EXERCISE REQUIREMENTS. Where "Dresses" appears in a line of the entries below, that line should be copied.
╔══
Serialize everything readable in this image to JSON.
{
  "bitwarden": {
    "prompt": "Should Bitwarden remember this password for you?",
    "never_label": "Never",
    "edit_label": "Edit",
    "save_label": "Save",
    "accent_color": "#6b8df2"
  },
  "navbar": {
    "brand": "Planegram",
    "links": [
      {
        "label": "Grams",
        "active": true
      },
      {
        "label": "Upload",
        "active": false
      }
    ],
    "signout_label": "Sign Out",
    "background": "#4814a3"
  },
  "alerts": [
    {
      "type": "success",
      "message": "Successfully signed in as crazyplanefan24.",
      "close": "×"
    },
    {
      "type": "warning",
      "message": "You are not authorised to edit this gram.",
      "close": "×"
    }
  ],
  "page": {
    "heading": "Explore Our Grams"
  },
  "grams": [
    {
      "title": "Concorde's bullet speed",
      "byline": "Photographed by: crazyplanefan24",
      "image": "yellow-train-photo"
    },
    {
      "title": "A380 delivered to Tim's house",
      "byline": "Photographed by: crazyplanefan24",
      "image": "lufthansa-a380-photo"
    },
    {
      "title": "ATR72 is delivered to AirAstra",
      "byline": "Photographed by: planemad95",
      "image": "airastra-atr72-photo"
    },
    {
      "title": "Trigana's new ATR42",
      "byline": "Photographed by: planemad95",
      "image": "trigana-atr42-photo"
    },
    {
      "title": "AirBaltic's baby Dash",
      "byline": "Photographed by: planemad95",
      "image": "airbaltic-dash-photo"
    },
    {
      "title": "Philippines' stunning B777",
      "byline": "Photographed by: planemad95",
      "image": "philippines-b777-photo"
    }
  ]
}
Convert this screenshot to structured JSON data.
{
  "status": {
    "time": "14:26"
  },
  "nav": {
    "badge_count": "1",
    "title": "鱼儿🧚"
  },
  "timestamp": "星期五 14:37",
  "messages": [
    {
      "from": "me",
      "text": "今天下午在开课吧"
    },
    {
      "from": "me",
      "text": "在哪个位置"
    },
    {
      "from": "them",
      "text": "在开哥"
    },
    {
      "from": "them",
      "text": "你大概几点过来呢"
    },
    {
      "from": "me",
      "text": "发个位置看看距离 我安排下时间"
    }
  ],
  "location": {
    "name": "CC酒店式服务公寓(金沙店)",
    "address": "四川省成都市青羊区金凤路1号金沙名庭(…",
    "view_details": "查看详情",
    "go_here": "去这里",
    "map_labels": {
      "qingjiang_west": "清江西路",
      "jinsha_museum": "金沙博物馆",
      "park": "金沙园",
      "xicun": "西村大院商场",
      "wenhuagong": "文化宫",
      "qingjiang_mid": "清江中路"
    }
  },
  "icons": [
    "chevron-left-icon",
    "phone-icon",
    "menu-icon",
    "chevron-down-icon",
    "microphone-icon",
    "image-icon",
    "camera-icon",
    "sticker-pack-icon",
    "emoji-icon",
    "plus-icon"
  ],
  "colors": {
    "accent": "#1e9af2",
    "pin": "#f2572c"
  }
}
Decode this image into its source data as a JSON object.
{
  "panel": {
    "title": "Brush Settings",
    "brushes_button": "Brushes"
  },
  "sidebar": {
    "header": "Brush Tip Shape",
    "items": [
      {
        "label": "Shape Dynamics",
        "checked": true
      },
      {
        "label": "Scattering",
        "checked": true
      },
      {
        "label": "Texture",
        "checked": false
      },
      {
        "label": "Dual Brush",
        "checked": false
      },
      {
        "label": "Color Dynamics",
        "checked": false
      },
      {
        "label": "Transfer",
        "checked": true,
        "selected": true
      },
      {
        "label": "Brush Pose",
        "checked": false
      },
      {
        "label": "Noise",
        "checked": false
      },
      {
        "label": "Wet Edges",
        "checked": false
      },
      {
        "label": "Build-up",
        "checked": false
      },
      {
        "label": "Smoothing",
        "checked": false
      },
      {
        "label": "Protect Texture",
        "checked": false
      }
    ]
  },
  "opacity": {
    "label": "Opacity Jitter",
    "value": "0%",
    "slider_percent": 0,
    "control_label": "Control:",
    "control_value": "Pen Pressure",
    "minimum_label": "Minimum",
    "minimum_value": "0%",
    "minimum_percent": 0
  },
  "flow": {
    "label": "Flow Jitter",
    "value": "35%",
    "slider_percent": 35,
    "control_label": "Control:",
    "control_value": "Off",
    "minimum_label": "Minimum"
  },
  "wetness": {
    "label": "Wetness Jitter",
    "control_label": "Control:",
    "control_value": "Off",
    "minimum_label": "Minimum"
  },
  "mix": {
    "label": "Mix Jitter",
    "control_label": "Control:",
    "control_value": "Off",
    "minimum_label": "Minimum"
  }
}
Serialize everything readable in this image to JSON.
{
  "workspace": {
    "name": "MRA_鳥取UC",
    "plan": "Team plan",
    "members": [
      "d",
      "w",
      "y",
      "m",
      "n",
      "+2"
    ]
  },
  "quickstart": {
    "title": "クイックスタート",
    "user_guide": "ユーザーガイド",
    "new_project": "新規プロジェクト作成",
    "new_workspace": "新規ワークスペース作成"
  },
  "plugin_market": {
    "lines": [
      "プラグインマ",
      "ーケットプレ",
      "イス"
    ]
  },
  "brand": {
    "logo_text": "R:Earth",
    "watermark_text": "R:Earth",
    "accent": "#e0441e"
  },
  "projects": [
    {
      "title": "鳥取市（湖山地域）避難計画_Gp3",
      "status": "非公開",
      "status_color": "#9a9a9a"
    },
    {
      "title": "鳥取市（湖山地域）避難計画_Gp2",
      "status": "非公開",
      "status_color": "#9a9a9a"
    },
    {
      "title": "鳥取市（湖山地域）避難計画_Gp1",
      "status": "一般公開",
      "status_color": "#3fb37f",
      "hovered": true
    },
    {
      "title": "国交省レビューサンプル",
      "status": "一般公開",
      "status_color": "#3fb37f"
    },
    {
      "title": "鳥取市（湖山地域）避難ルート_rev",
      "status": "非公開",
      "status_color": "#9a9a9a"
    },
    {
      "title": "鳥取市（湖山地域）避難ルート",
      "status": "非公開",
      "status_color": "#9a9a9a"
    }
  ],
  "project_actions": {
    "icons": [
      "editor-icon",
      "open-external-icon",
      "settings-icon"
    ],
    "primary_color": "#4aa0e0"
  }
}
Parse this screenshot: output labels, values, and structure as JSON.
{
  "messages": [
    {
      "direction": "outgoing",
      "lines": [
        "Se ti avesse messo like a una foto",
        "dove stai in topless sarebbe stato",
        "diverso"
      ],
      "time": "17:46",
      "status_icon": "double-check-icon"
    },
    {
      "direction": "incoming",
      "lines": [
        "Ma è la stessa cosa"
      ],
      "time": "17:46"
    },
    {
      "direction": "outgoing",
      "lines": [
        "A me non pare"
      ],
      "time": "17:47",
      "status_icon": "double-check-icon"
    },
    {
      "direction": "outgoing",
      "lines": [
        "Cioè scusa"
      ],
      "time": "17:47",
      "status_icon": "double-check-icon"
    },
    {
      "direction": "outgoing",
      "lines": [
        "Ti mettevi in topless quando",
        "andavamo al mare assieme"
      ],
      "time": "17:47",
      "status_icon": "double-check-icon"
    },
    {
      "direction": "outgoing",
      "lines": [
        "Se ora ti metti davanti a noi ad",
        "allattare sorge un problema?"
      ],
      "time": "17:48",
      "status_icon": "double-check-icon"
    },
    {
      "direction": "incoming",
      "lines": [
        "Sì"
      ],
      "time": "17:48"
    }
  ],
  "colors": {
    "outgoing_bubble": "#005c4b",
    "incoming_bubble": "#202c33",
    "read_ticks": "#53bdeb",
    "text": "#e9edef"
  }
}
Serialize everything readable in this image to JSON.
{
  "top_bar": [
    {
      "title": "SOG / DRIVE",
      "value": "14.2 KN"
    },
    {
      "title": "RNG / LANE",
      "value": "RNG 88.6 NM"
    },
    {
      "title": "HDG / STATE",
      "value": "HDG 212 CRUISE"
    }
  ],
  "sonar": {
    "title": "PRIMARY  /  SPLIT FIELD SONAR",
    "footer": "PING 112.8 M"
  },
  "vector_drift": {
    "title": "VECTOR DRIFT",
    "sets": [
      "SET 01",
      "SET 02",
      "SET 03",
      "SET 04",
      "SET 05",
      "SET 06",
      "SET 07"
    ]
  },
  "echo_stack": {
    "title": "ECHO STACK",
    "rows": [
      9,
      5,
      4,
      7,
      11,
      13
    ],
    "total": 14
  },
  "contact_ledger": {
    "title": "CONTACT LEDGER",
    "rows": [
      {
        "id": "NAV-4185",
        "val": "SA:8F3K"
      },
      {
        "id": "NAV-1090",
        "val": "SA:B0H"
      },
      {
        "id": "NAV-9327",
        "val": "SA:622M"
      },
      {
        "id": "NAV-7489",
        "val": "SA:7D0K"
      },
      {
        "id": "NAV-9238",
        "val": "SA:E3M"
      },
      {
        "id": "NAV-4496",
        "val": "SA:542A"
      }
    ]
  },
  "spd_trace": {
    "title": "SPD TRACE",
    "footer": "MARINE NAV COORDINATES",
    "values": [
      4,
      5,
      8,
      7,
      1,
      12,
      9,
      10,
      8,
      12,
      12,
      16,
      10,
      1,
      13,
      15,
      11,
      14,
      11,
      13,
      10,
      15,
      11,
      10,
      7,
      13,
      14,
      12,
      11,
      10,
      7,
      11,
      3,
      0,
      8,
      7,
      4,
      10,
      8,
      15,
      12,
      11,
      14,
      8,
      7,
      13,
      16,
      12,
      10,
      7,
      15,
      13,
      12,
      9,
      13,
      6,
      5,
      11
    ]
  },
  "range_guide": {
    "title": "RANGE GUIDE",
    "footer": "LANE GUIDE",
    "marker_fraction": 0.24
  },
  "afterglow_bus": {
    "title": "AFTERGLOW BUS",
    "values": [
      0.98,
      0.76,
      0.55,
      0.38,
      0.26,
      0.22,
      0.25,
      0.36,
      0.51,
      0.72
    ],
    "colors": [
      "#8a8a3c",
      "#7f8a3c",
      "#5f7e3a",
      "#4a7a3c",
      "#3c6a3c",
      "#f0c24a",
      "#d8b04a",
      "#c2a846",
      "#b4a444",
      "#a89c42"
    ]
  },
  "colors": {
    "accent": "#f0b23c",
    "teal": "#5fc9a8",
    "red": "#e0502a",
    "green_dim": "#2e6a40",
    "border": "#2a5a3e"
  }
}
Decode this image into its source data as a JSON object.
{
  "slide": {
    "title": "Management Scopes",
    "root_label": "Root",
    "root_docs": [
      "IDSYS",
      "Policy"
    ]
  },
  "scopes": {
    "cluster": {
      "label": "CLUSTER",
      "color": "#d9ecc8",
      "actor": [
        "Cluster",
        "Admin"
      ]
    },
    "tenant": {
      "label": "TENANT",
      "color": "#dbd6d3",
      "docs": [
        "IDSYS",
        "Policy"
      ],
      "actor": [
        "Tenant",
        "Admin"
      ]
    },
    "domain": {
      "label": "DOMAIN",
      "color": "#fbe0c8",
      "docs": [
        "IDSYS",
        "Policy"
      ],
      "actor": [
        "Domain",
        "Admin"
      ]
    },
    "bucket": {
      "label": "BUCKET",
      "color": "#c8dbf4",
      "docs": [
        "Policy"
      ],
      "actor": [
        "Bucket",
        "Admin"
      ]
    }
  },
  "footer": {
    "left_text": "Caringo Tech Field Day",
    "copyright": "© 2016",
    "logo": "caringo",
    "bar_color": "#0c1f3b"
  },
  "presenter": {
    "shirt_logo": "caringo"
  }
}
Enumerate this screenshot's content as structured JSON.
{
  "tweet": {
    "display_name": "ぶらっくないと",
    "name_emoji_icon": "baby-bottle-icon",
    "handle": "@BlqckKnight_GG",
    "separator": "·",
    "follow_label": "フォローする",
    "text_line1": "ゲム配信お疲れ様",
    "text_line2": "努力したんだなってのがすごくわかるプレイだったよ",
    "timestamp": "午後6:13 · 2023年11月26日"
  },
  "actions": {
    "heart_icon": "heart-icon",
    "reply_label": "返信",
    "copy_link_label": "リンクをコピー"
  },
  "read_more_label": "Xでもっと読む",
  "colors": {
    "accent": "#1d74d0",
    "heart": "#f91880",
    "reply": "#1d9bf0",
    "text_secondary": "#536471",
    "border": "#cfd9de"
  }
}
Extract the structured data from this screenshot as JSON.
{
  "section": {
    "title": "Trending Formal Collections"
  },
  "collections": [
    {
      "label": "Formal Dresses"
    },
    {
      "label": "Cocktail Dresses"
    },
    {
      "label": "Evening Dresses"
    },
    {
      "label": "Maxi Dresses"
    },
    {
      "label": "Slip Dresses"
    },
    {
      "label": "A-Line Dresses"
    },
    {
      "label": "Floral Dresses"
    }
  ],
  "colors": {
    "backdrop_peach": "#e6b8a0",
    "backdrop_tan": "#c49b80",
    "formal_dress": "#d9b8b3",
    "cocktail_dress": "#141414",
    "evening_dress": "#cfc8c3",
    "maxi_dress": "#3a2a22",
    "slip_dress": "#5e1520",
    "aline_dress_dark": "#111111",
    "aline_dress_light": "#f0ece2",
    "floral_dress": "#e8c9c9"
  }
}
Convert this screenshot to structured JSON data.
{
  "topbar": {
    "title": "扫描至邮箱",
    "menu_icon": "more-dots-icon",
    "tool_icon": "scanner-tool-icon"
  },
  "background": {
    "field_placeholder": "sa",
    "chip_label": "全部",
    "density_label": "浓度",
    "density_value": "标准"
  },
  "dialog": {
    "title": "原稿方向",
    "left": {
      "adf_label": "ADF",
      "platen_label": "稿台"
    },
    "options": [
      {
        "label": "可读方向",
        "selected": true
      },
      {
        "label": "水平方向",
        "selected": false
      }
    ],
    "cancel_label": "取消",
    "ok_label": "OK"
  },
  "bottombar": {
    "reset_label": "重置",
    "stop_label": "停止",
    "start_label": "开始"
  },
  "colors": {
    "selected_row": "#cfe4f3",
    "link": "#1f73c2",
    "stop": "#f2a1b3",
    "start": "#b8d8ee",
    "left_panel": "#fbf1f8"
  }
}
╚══
SOLUTION.
      "label": "Formal Dresses"
      "label": "Cocktail Dresses"
      "label": "Evening Dresses"
      "label": "Maxi Dresses"
      "label": "Slip Dresses"
      "label": "A-Line Dresses"
      "label": "Floral Dresses"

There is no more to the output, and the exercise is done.